Python, for all its power and popularity, has long lacked a form of flow control found in other languages—a way to take a value and match it elegantly against one of a number of possible conditions. In C and C++, it’s the switch/case construction; in Rust, it’s called “pattern matching.”
The traditional ways to do this in Python aren’t elegant. One is to write an if/elif/else chain of expressions. The other is to store values to match as keys in a dictionary, then use the values to take an action—e.g., store a function as a value and use the key or some other variable as input. In many cases this works well, but can be cumbersome to construct and maintain.After many proposals to add a switch/case-like syntax to Python failed, a recent proposal by Python language creator Guido van Rossum and a number of other contributors has been accepted for Python 3.10: structural pattern matching. Structural pattern matching not only makes it possible to perform simple switch/case style matches, but also supports a broader range of use cases.Structural pattern matching introduces the match/case statement and the pattern syntax to Python. The match/case statement follows the same basic outline as switch/case. It takes an object, tests the object against one or more match patterns, and takes an action if it finds a match.
Each case statement is followed by a pattern to match against.
In the above example we’re using simple strings as our match targets, but more complex matches are possible. In fact, the chief use case for structural pattern matching is to match patterns of types, rather than patterns of values.

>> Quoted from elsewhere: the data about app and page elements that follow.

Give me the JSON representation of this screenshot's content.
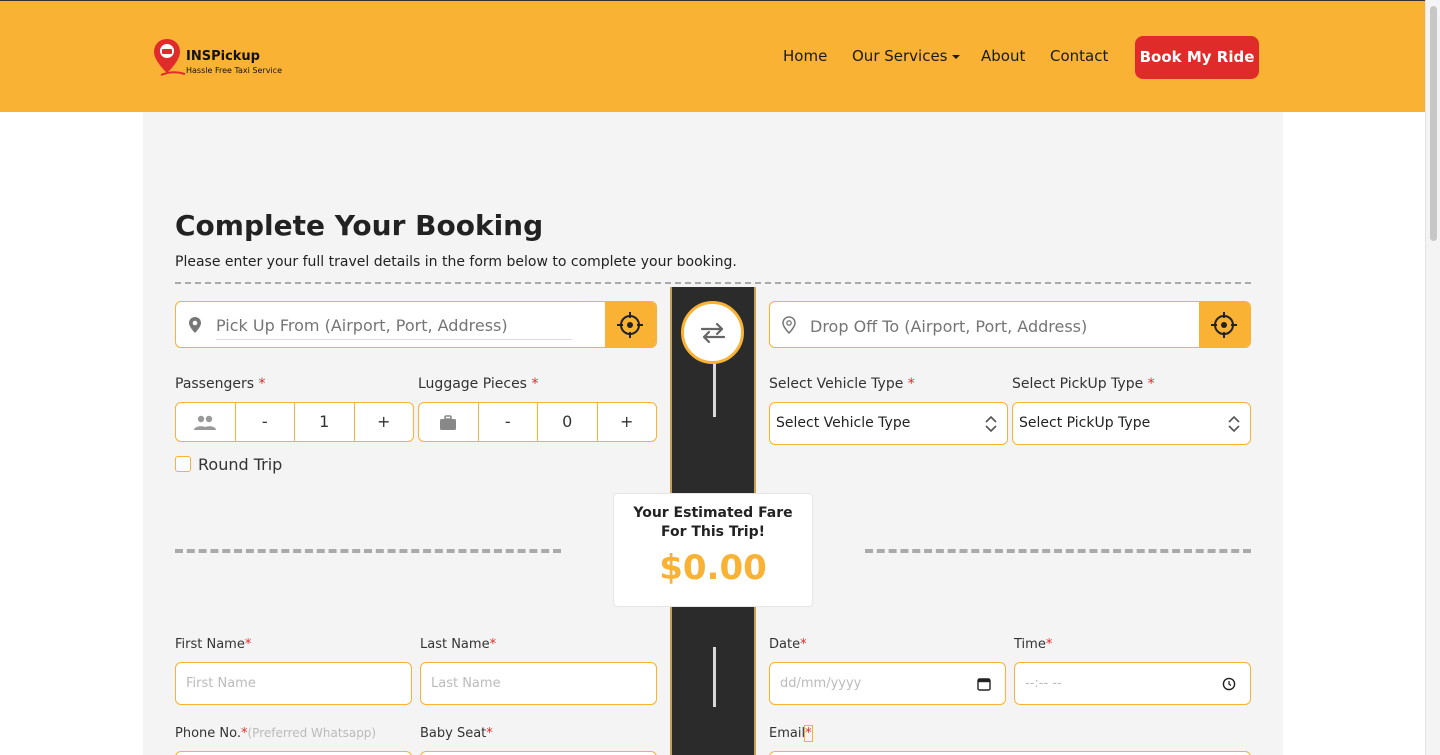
{
  "brand": {
    "name": "INSPickup",
    "tagline": "Hassle Free Taxi Service"
  },
  "nav": {
    "home": "Home",
    "services": "Our Services",
    "about": "About",
    "contact": "Contact",
    "book": "Book My Ride"
  },
  "booking": {
    "title": "Complete Your Booking",
    "subtitle": "Please enter your full travel details in the form below to complete your booking.",
    "pickup_placeholder": "Pick Up From (Airport, Port, Address)",
    "dropoff_placeholder": "Drop Off To (Airport, Port, Address)",
    "passengers_label": "Passengers",
    "luggage_label": "Luggage Pieces",
    "vehicle_label": "Select Vehicle Type",
    "pickup_type_label": "Select PickUp Type",
    "required_mark": "*",
    "minus": "-",
    "plus": "+",
    "passengers_value": "1",
    "luggage_value": "0",
    "vehicle_selected": "Select Vehicle Type",
    "pickup_type_selected": "Select PickUp Type",
    "round_trip_label": "Round Trip"
  },
  "fare": {
    "title": "Your Estimated Fare For This Trip!",
    "amount": "$0.00"
  },
  "details": {
    "first_name_label": "First Name",
    "first_name_placeholder": "First Name",
    "last_name_label": "Last Name",
    "last_name_placeholder": "Last Name",
    "date_label": "Date",
    "date_placeholder": "dd/mm/yyyy",
    "time_label": "Time",
    "time_placeholder": "--:-- --",
    "phone_label": "Phone No.",
    "phone_hint": "(Preferred Whatsapp)",
    "baby_seat_label": "Baby Seat",
    "email_label": "Email"
  },
  "colors": {
    "accent": "#f9b233",
    "danger": "#e02b2b",
    "panel": "#f4f4f4"
  }
}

Python performs matches by going through the list of cases from top to bottom. On the first match, Python executes the statements in the corresponding case block, then skips to the end of the match block and continues with the rest of the program. There is no “fall-through” between cases, but it’s possible to design your logic to handle multiple possible cases in a single case block. (More on this later.)